Dataset records
++++++++++++++++++++

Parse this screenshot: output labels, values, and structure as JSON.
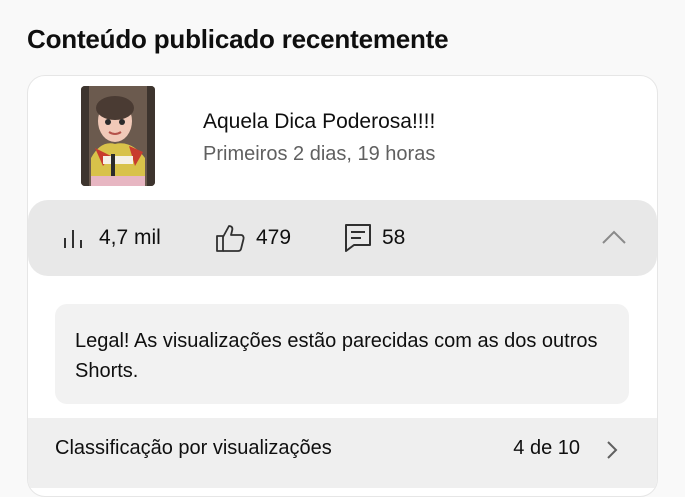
{
  "section": {
    "title": "Conteúdo publicado recentemente"
  },
  "video": {
    "title": "Aquela Dica Poderosa!!!!",
    "subtitle": "Primeiros 2 dias, 19 horas",
    "thumbnail_icon": "video-thumbnail"
  },
  "metrics": {
    "views": {
      "icon": "bar-chart-icon",
      "value": "4,7 mil"
    },
    "likes": {
      "icon": "thumbs-up-icon",
      "value": "479"
    },
    "comments": {
      "icon": "comment-icon",
      "value": "58"
    },
    "collapse_icon": "chevron-up-icon"
  },
  "insight": {
    "text": "Legal! As visualizações estão parecidas com as dos outros Shorts."
  },
  "ranking": {
    "label": "Classificação por visualizações",
    "value": "4 de 10",
    "icon": "chevron-right-icon"
  }
}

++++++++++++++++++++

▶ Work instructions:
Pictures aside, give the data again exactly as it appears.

▶ Worked solution:
Parse this screenshot: output labels, values, and structure as JSON.
{
  "section": {
    "title": "Conteúdo publicado recentemente"
  },
  "video": {
    "title": "Aquela Dica Poderosa!!!!",
    "subtitle": "Primeiros 2 dias, 19 horas",
    "thumbnail_icon": "video-thumbnail"
  },
  "metrics": {
    "views": {
      "icon": "bar-chart-icon",
      "value": "4,7 mil"
    },
    "likes": {
      "icon": "thumbs-up-icon",
      "value": "479"
    },
    "comments": {
      "icon": "comment-icon",
      "value": "58"
    },
    "collapse_icon": "chevron-up-icon"
  },
  "insight": {
    "text": "Legal! As visualizações estão parecidas com as dos outros Shorts."
  },
  "ranking": {
    "label": "Classificação por visualizações",
    "value": "4 de 10",
    "icon": "chevron-right-icon"
  }
}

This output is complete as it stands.